On Thursday, February 6th, saturated in coffee and cardboard pizza, the Graduate Assembly of the University of California Berkeley (GA, basically the graduate students’ Senate) voted two-thirds majority in favor of UC Berkeley and UC system-wide fossil fuel divestment. The adopted resolution, 1311B, also calls on the GA to divest its own funds, around $475,000, a fraction of the $3.3 Billion UC Berkeley fund, from fossil fuels. The GA will begin immediately working with the Berkeley Endowment Management Company (BEMCO) to complete the process within 5-years, more than enough time.

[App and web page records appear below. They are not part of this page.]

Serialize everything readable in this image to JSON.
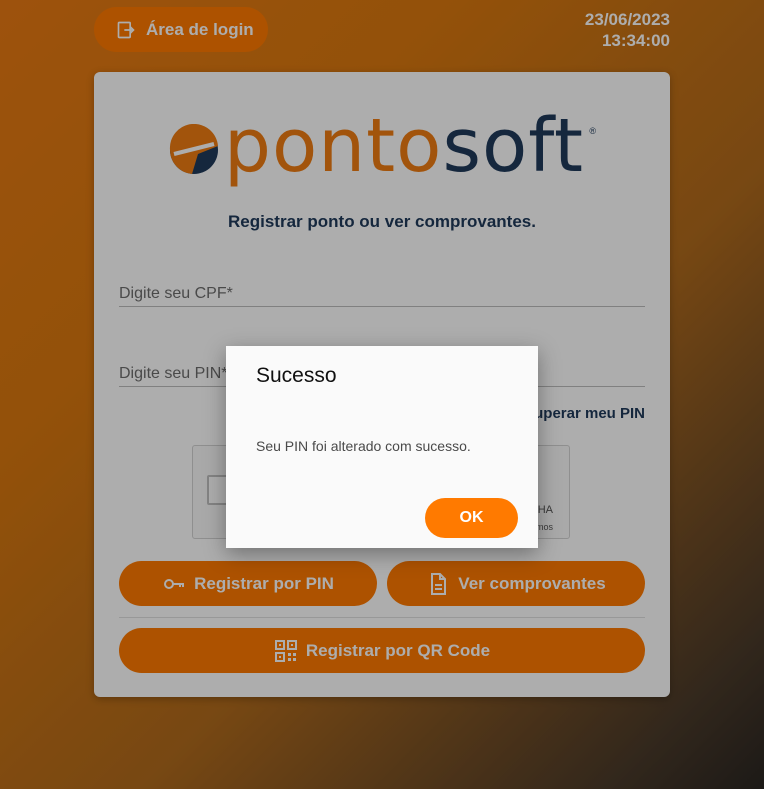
{
  "header": {
    "login_area_label": "Área de login",
    "date": "23/06/2023",
    "time": "13:34:00"
  },
  "logo": {
    "word_part1": "ponto",
    "word_part2": "soft",
    "registered": "®"
  },
  "form": {
    "subtitle": "Registrar ponto ou ver comprovantes.",
    "cpf_placeholder": "Digite seu CPF*",
    "pin_placeholder": "Digite seu PIN*",
    "recover_pin_label": "Recuperar meu PIN"
  },
  "captcha": {
    "brand": "reCAPTCHA",
    "terms": "Privacidade - Termos"
  },
  "actions": {
    "register_pin_label": "Registrar por PIN",
    "receipts_label": "Ver comprovantes",
    "register_qr_label": "Registrar por QR Code"
  },
  "dialog": {
    "title": "Sucesso",
    "message": "Seu PIN foi alterado com sucesso.",
    "ok_label": "OK"
  },
  "colors": {
    "accent": "#ff7a00",
    "brand_navy": "#1f3a5b",
    "brand_orange": "#ef7d12"
  }
}
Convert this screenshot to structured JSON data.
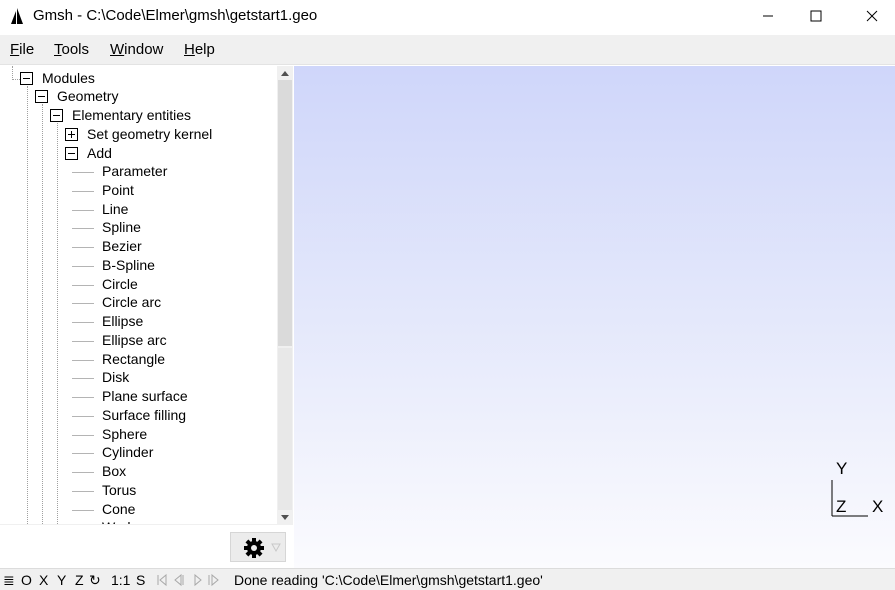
{
  "window": {
    "title": "Gmsh - C:\\Code\\Elmer\\gmsh\\getstart1.geo",
    "app_icon": "gmsh-sail-icon"
  },
  "menu": {
    "items": [
      {
        "label": "File",
        "accel": "F",
        "rest": "ile"
      },
      {
        "label": "Tools",
        "accel": "T",
        "rest": "ools"
      },
      {
        "label": "Window",
        "accel": "W",
        "rest": "indow"
      },
      {
        "label": "Help",
        "accel": "H",
        "rest": "elp"
      }
    ]
  },
  "tree": {
    "root": {
      "label": "Modules",
      "expanded": true
    },
    "geometry": {
      "label": "Geometry",
      "expanded": true
    },
    "elementary": {
      "label": "Elementary entities",
      "expanded": true
    },
    "kernel": {
      "label": "Set geometry kernel",
      "expanded": false
    },
    "add": {
      "label": "Add",
      "expanded": true
    },
    "add_items": [
      "Parameter",
      "Point",
      "Line",
      "Spline",
      "Bezier",
      "B-Spline",
      "Circle",
      "Circle arc",
      "Ellipse",
      "Ellipse arc",
      "Rectangle",
      "Disk",
      "Plane surface",
      "Surface filling",
      "Sphere",
      "Cylinder",
      "Box",
      "Torus",
      "Cone",
      "Wedge"
    ]
  },
  "viewport": {
    "axes": {
      "y": "Y",
      "z": "Z",
      "x": "X"
    },
    "gradient_top": "#cfd6fa",
    "gradient_bottom": "#fbfbfe"
  },
  "status": {
    "buttons": {
      "menu": "≣",
      "o": "O",
      "x": "X",
      "y": "Y",
      "z": "Z",
      "rotate": "↻",
      "scale": "1:1",
      "s": "S"
    },
    "message": "Done reading 'C:\\Code\\Elmer\\gmsh\\getstart1.geo'"
  }
}
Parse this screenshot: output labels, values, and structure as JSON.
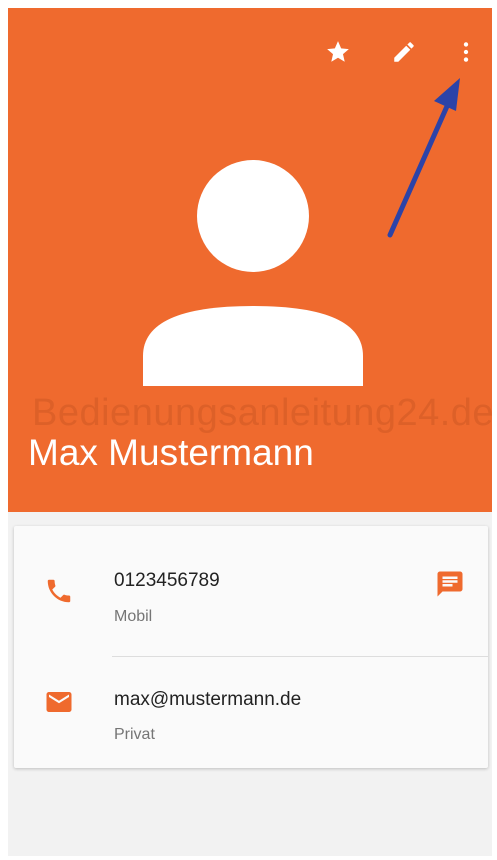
{
  "contact": {
    "name": "Max Mustermann",
    "watermark": "Bedienungsanleitung24.de",
    "phone": {
      "number": "0123456789",
      "type": "Mobil"
    },
    "email": {
      "address": "max@mustermann.de",
      "type": "Privat"
    }
  },
  "toolbar": {
    "icons": [
      "star-icon",
      "edit-pencil-icon",
      "more-vert-icon"
    ]
  },
  "colors": {
    "header": "#ef6a2e",
    "accent": "#ef6a2e",
    "annotation_arrow": "#2c43a8"
  }
}
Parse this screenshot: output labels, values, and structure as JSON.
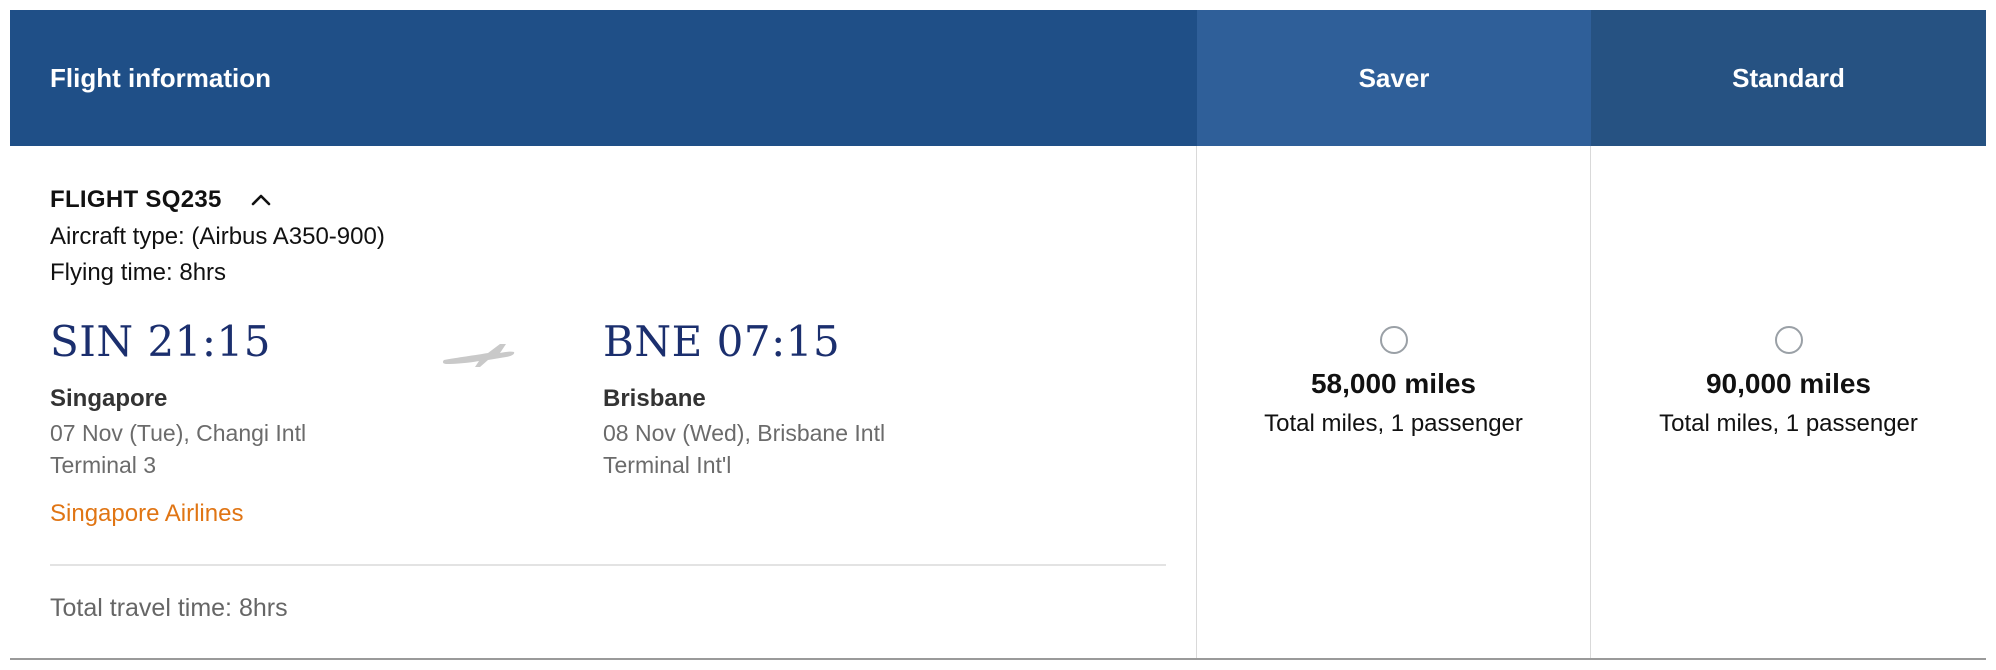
{
  "header": {
    "flight_info": "Flight information",
    "saver": "Saver",
    "standard": "Standard"
  },
  "flight": {
    "number": "FLIGHT SQ235",
    "aircraft": "Aircraft type: (Airbus A350-900)",
    "flying_time": "Flying time: 8hrs",
    "departure": {
      "time": "SIN 21:15",
      "city": "Singapore",
      "date_airport": "07 Nov (Tue), Changi Intl",
      "terminal": "Terminal 3"
    },
    "arrival": {
      "time": "BNE 07:15",
      "city": "Brisbane",
      "date_airport": "08 Nov (Wed), Brisbane Intl",
      "terminal": "Terminal Int'l"
    },
    "airline": "Singapore Airlines",
    "total_travel_time": "Total travel time: 8hrs"
  },
  "fares": {
    "saver": {
      "miles": "58,000 miles",
      "note": "Total miles, 1 passenger",
      "selected": false
    },
    "standard": {
      "miles": "90,000 miles",
      "note": "Total miles, 1 passenger",
      "selected": false
    }
  },
  "colors": {
    "header_info": "#1f4f87",
    "header_saver": "#2f5f99",
    "header_standard": "#265282",
    "time_text": "#1b2f6e",
    "airline_link": "#e07514"
  },
  "icons": {
    "collapse": "chevron-up-icon",
    "flight": "airplane-icon"
  }
}
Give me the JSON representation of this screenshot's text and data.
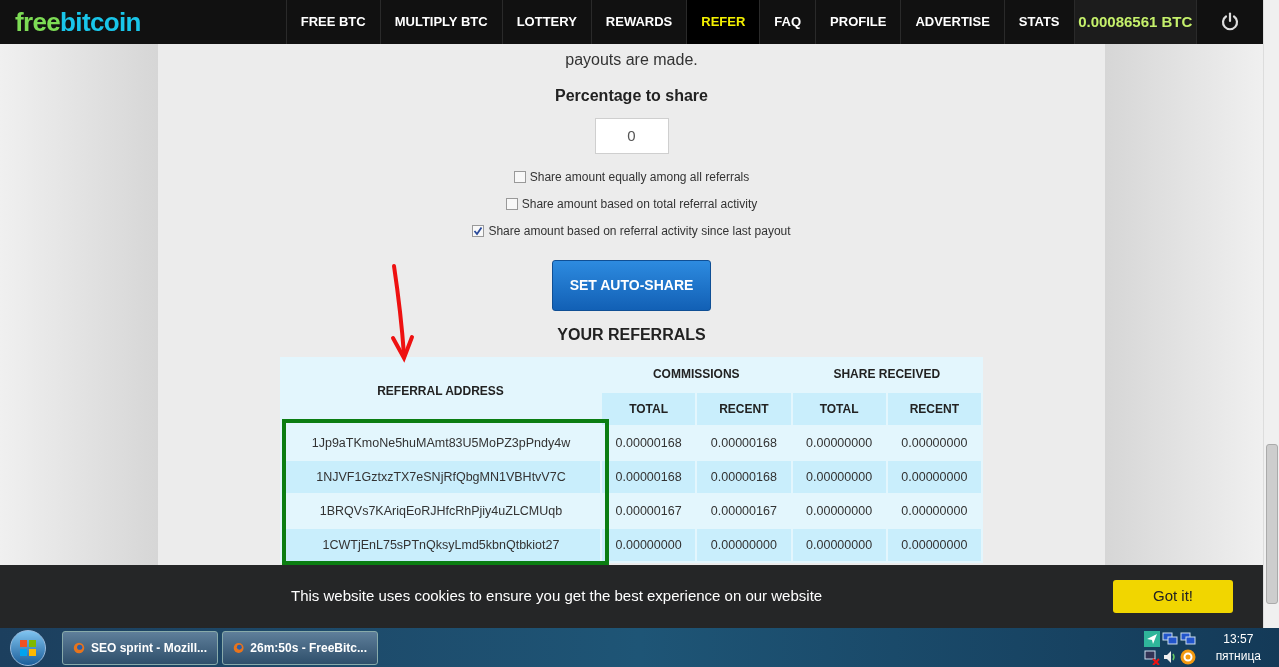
{
  "logo": {
    "part_1": "free",
    "part_2": "bitcoin"
  },
  "nav": [
    {
      "label": "FREE BTC",
      "selected": false
    },
    {
      "label": "MULTIPLY BTC",
      "selected": false
    },
    {
      "label": "LOTTERY",
      "selected": false
    },
    {
      "label": "REWARDS",
      "selected": false
    },
    {
      "label": "REFER",
      "selected": true
    },
    {
      "label": "FAQ",
      "selected": false
    },
    {
      "label": "PROFILE",
      "selected": false
    },
    {
      "label": "ADVERTISE",
      "selected": false
    },
    {
      "label": "STATS",
      "selected": false
    }
  ],
  "balance": "0.00086561 BTC",
  "intro_text": "payouts are made.",
  "percentage": {
    "label": "Percentage to share",
    "value": "0"
  },
  "share_options": [
    {
      "label": "Share amount equally among all referrals",
      "checked": false
    },
    {
      "label": "Share amount based on total referral activity",
      "checked": false
    },
    {
      "label": "Share amount based on referral activity since last payout",
      "checked": true
    }
  ],
  "set_button": "SET AUTO-SHARE",
  "referrals": {
    "title": "YOUR REFERRALS",
    "columns": {
      "address": "REFERRAL ADDRESS",
      "groups": [
        {
          "label": "COMMISSIONS",
          "sub": [
            "TOTAL",
            "RECENT"
          ]
        },
        {
          "label": "SHARE RECEIVED",
          "sub": [
            "TOTAL",
            "RECENT"
          ]
        }
      ]
    },
    "rows": [
      [
        "1Jp9aTKmoNe5huMAmt83U5MoPZ3pPndy4w",
        "0.00000168",
        "0.00000168",
        "0.00000000",
        "0.00000000"
      ],
      [
        "1NJVF1GztxzTX7eSNjRfQbgMN1VBHtvV7C",
        "0.00000168",
        "0.00000168",
        "0.00000000",
        "0.00000000"
      ],
      [
        "1BRQVs7KAriqEoRJHfcRhPjiy4uZLCMUqb",
        "0.00000167",
        "0.00000167",
        "0.00000000",
        "0.00000000"
      ],
      [
        "1CWTjEnL75sPTnQksyLmd5kbnQtbkiot27",
        "0.00000000",
        "0.00000000",
        "0.00000000",
        "0.00000000"
      ]
    ]
  },
  "cookie_bar": {
    "message": "This website uses cookies to ensure you get the best experience on our website",
    "button": "Got it!"
  },
  "taskbar": {
    "windows": [
      "SEO sprint - Mozill...",
      "26m:50s - FreeBitc..."
    ],
    "time": "13:57",
    "day": "пятница"
  }
}
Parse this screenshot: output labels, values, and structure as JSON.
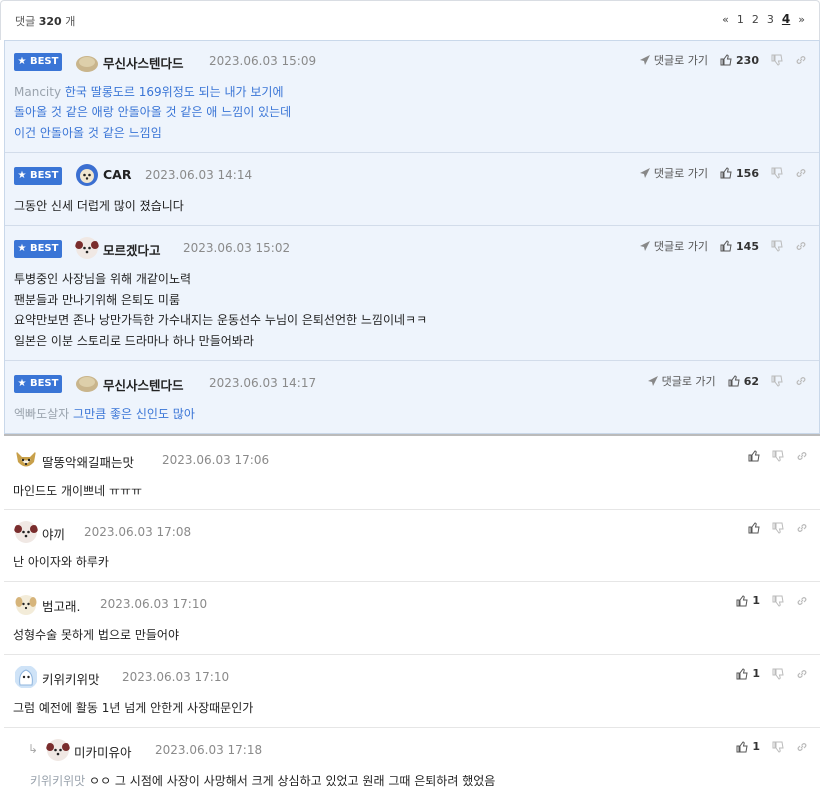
{
  "header": {
    "count_label": "댓글",
    "count_value": "320",
    "count_unit": "개",
    "pager": {
      "first": "«",
      "pages": [
        "1",
        "2",
        "3"
      ],
      "current": "4",
      "last": "»"
    }
  },
  "best_comments": [
    {
      "badge": "★ BEST",
      "nick": "무신사스텐다드",
      "date": "2023.06.03 15:09",
      "goto": "댓글로 가기",
      "likes": "230",
      "lines": [
        {
          "reply_to": "Mancity",
          "text": "한국 딸롱도르 169위정도 되는 내가 보기에"
        },
        {
          "text": "돌아올 것 같은 애랑 안돌아올 것 같은 애 느낌이 있는데"
        },
        {
          "text": "이건 안돌아올 것 같은 느낌임"
        }
      ]
    },
    {
      "badge": "★ BEST",
      "nick": "CAR",
      "date": "2023.06.03 14:14",
      "goto": "댓글로 가기",
      "likes": "156",
      "lines": [
        {
          "text": "그동안 신세 더럽게 많이 졌습니다"
        }
      ]
    },
    {
      "badge": "★ BEST",
      "nick": "모르겠다고",
      "date": "2023.06.03 15:02",
      "goto": "댓글로 가기",
      "likes": "145",
      "lines": [
        {
          "text": "투병중인 사장님을 위해 개같이노력"
        },
        {
          "text": "팬분들과 만나기위해 은퇴도 미룸"
        },
        {
          "text": "요약만보면 존나 낭만가득한 가수내지는 운동선수 누님이 은퇴선언한 느낌이네ㅋㅋ"
        },
        {
          "text": "일본은 이분 스토리로 드라마나 하나 만들어봐라"
        }
      ]
    },
    {
      "badge": "★ BEST",
      "nick": "무신사스텐다드",
      "date": "2023.06.03 14:17",
      "goto": "댓글로 가기",
      "likes": "62",
      "lines": [
        {
          "reply_to": "엑빠도살자",
          "text": "그만큼 좋은 신인도 많아"
        }
      ]
    }
  ],
  "comments": [
    {
      "nick": "딸똥악왜길패는맛",
      "date": "2023.06.03 17:06",
      "likes": "",
      "text": "마인드도 개이쁘네 ㅠㅠㅠ"
    },
    {
      "nick": "야끼",
      "date": "2023.06.03 17:08",
      "likes": "",
      "text": "난 아이자와 하루카"
    },
    {
      "nick": "범고래.",
      "date": "2023.06.03 17:10",
      "likes": "1",
      "text": "성형수술 못하게 법으로 만들어야"
    },
    {
      "nick": "키위키위맛",
      "date": "2023.06.03 17:10",
      "likes": "1",
      "text": "그럼 예전에 활동 1년 넘게 안한게 사장때문인가"
    },
    {
      "nick": "미카미유아",
      "date": "2023.06.03 17:18",
      "likes": "1",
      "reply_to": "키위키위맛",
      "text": "ㅇㅇ 그 시점에 사장이 사망해서 크게 상심하고 있었고 원래 그때 은퇴하려 했었음"
    }
  ],
  "colors": {
    "accent": "#3a75d6",
    "best_bg": "#eef4fc"
  },
  "icons": {
    "goto": "send-arrow-icon",
    "like": "thumbs-up-icon",
    "dislike": "thumbs-down-icon",
    "share": "link-icon"
  }
}
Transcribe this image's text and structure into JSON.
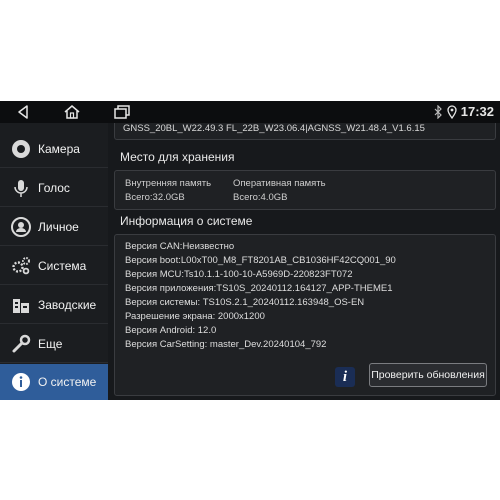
{
  "status": {
    "time": "17:32"
  },
  "sidebar": {
    "items": [
      {
        "label": "Камера",
        "icon": "camera-icon"
      },
      {
        "label": "Голос",
        "icon": "microphone-icon"
      },
      {
        "label": "Личное",
        "icon": "person-icon"
      },
      {
        "label": "Система",
        "icon": "gears-icon"
      },
      {
        "label": "Заводские",
        "icon": "factory-icon"
      },
      {
        "label": "Еще",
        "icon": "wrench-icon"
      },
      {
        "label": "О системе",
        "icon": "info-icon",
        "active": true
      }
    ]
  },
  "gnss": {
    "text": "GNSS_20BL_W22.49.3 FL_22B_W23.06.4|AGNSS_W21.48.4_V1.6.15"
  },
  "storage": {
    "title": "Место для хранения",
    "internal_label": "Внутренняя память",
    "internal_value": "Всего:32.0GB",
    "ram_label": "Оперативная память",
    "ram_value": "Всего:4.0GB"
  },
  "system_info": {
    "title": "Информация о системе",
    "lines": [
      "Версия CAN:Неизвестно",
      "Версия  boot:L00xT00_M8_FT8201AB_CB1036HF42CQ001_90",
      "Версия MCU:Ts10.1.1-100-10-A5969D-220823FT072",
      "Версия приложения:TS10S_20240112.164127_APP-THEME1",
      "Версия системы: TS10S.2.1_20240112.163948_OS-EN",
      "Разрешение экрана: 2000x1200",
      "Версия Android:  12.0",
      "Версия CarSetting:  master_Dev.20240104_792"
    ],
    "update_button": "Проверить обновления"
  },
  "colors": {
    "active": "#2f5d9a",
    "background": "#17191c"
  }
}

Passing the resolution through the GA, my first experience navigating student government, proved nothing short of an entertaining ride and a rich learning experience. What I, and the GA Environmental Sustainability Committee who sponsored the bill, thought would be a smooth and painless show of support, turned out to be lengthy process that revealed the more conservative nature of some of Berkeley’s graduate student community. The resolution went up for a vote back in December, and was tabled after a number of students passionately asserted their concerns around potential impacts to the university’s endowment returns, and, more close to home for some in the room, to research funding from fossil fuel companies.
Over the next two months, to my surprise, I was fielding emails and phone calls and meeting for coffee with concerned graduate student delegates who wanted to voice their thoughts and feelings and discuss what this resolution could mean for their department’s fossil fuel industry-funded research. One Chemical Engineering PhD student said she supports divestment and the need to take a political and symbolic stand against the fossil fuel industry, but as long as it doesn’t affect her or the department’s research funding. Another Chem E student, who is employed by BP to research biofuels, was adamantly opposed; he felt as though this resolution equated him and his colleagues with the South African apartheid government, and that in addition to putting his research funding at risk, fossil fuel divestment would be ineffective in pushing for a carbon tax.
Instead of getting up and leaving these conversations frustrated and jaded with Berkeley’s grad students, I stayed and dug deeper to hear where they are coming from, which turned out to be a really valuable learning opportunity. After some digging, I learned that the first student felt stuck between a rock and a hard place given her department’s close ties and reliance on the industry, and wanted to know that we are carrying out divestment responsibly. The other student acknowledged that, while some fossil fuel companies might be slightly better than others, as a whole, the industry is blocking the necessary transition to a low-carbon economy. Turns out, as an international students, he’s also just really cynical of the U.S. government and feels that a carbon tax will not happen in time, or at all, and therefore divestment to him is a waste of time: “When I see a carbon tax,” he said, “then I’ll know that divestment was a good idea.”
With eyes glazed over after hours of debating how much funding to allocate to lunch-time meals for events, among other exciting topics, the roughly 80 delegates in the room perked up for what turned out to be a lively debate about the utility of fossil fuel divestment. It was democracy at its finest and it all ended with an electronic straw poll.
And so, the UC Berkeley graduate students have spoken: DIVEST!
Congrats to the GA for becoming the first graduate senate of the 10-campus UC system to step up and stand on the right side of history, joining 8 undergraduate student senates and the UC Santa Barbara faculty senate.
With the recent formation of a Regents’ Task Force on Socially Responsible Investing, tasked with immediately looking into the feasibility of divesting the UC system’s $11 billion endowment from fossil fuels, we will continue building power on and off campus so that Berkeley and the UC also come around to stand with students, faculty, and alumni on the right side of history.